Dataset rows for apps and sites:
-- Opening Marker --

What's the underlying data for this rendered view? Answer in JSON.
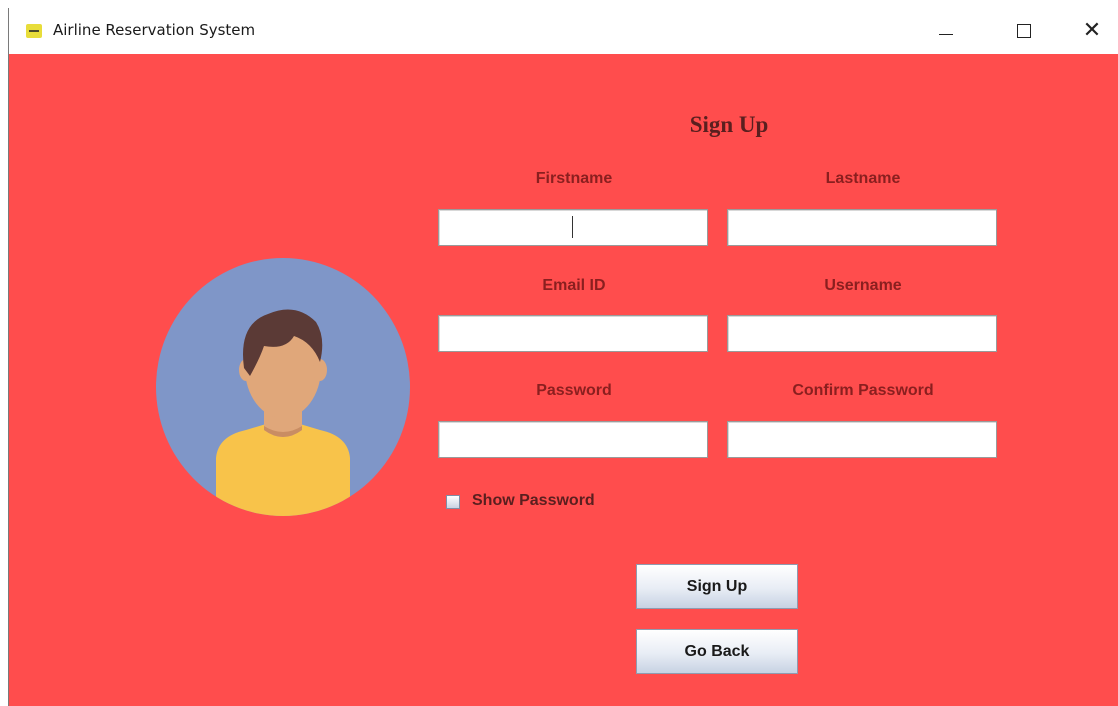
{
  "window": {
    "title": "Airline Reservation System",
    "controls": {
      "minimize": "—",
      "maximize": "☐",
      "close": "✕"
    }
  },
  "form": {
    "heading": "Sign Up",
    "fields": {
      "firstname": {
        "label": "Firstname",
        "value": ""
      },
      "lastname": {
        "label": "Lastname",
        "value": ""
      },
      "email": {
        "label": "Email ID",
        "value": ""
      },
      "username": {
        "label": "Username",
        "value": ""
      },
      "password": {
        "label": "Password",
        "value": ""
      },
      "confirm_password": {
        "label": "Confirm Password",
        "value": ""
      }
    },
    "show_password": {
      "label": "Show Password",
      "checked": false
    },
    "signup_button": "Sign Up",
    "goback_button": "Go Back"
  },
  "colors": {
    "background": "#ff4d4d",
    "avatar_circle": "#7f96c8",
    "shirt": "#f8c34a",
    "skin": "#e0a77a",
    "hair": "#5b3a36",
    "label_text": "#8a1f1f"
  }
}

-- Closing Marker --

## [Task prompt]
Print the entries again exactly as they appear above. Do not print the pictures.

## [Solution to the exercise]
What's the underlying data for this rendered view? Answer in JSON.
{
  "window": {
    "title": "Airline Reservation System",
    "controls": {
      "minimize": "—",
      "maximize": "☐",
      "close": "✕"
    }
  },
  "form": {
    "heading": "Sign Up",
    "fields": {
      "firstname": {
        "label": "Firstname",
        "value": ""
      },
      "lastname": {
        "label": "Lastname",
        "value": ""
      },
      "email": {
        "label": "Email ID",
        "value": ""
      },
      "username": {
        "label": "Username",
        "value": ""
      },
      "password": {
        "label": "Password",
        "value": ""
      },
      "confirm_password": {
        "label": "Confirm Password",
        "value": ""
      }
    },
    "show_password": {
      "label": "Show Password",
      "checked": false
    },
    "signup_button": "Sign Up",
    "goback_button": "Go Back"
  },
  "colors": {
    "background": "#ff4d4d",
    "avatar_circle": "#7f96c8",
    "shirt": "#f8c34a",
    "skin": "#e0a77a",
    "hair": "#5b3a36",
    "label_text": "#8a1f1f"
  }
}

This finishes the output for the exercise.